With $57.5 billion in annual revenue, Lockheed Martin (NYSE:LMT) is a gigantic defense company -- by some measures the world's largest pure-play defense contractor. And yet with an estimated total program cost of $1.5 trillion, equivalent to about 26 years of revenue at current run rates, it's probably not overstating the case to say that the F-35 Lightning II stealth fighter program will make or break Lockheed Martin (NYSE:LMT)

Lately, there seems to be a lot more "making" than "breaking" going on.

F-35 stealth fighter in flight

Image source: Getty Images.

Poland steps up

Take last week's news, for example. On September 11, 2019, the U.S. Defense Security Cooperation Agency informed Congress that the government of Poland would like to buy 32 "Conventional Take-Off and Landing" (CTOL) F-35A fighter jets from Lockheed. 

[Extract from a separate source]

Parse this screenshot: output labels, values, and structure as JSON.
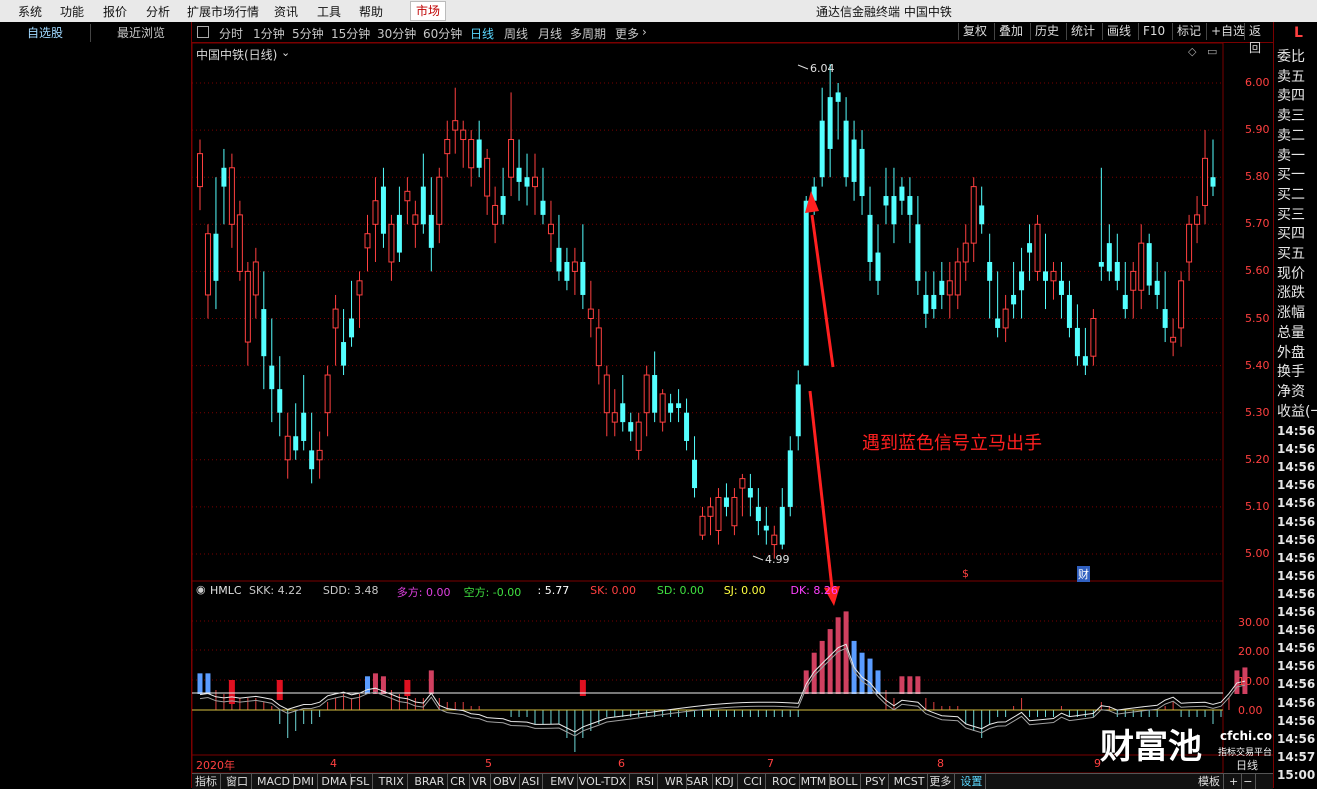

Poland, as the DSCA explains, is looking to replace its Soviet-era fleets of MiG-29 and Su-22 combat jets with new fifth-generation stealthy warbirds from the West, the better to "deter aggression in the region and ensure interoperability with U.S. forces."

In total, and including the cost of 32 F-135 engines from United Technologies to power the airplanes (and one spare engine), Poland's proposed purchase should be worth some $6.5 billion to Lockheed and UTC, with Lockheed winning the bulk of the money. At last report, F-35A fighters sold to the U.S. Air Force were going for about $89 million apiece, with the engine making up only about 8% of the sticker price. Poland's price -- closer to $203 million per plane -- will include not just the fighter jets per se, along with their engines, but also training systems, logistics support, spare parts, and a whole host of other ancillary items and services.

What the F-35 means to Lockheed Martin

Focusing on the portion of the purchase cost that would be going to Lockheed Martin -- presumably about $6 billion after subtracting 8% from the headline price to account for UTC's engines -- this single contract could account for more than 10% of the revenue Lockheed Martin collects in a year. But for Lockheed, this deal is even more significant than these numbers suggest.

Consider that when first awarded, pundits opined that Lockheed Martin's F-35 franchise would eventually be worth some $1 trillion to Lockheed over a period of 60 years, and account for roughly 50% of the company's annual sales. With analysts now valuing the program at closer to $1.5 trillion over its duration, the size and significance of the F-35 franchise has already grown by half. Key to this increase is the expanding size of the program, as F-35 prices come down and acceptance increases -- meaning an expanding list of nations that have signed on to buy it.

To date, more than a dozen nations around the world have expressed interest in acquiring the F-35. But at last report, only eight nations were actually operating the airplane. Poland could well become the ninth -- and it wasn't even on the list of countries interested in buying the F-35 a couple years ago! 

With only 425 F-35s built to date, Lockheed still has a long runway ahead of it, even if it only ends up building the 3,100 airplanes originally anticipated to be built and sold under the program. But as more and more nations sign up to buy the F-35 over time, this program could grow even larger.

Indeed, thanks to Poland, it already is.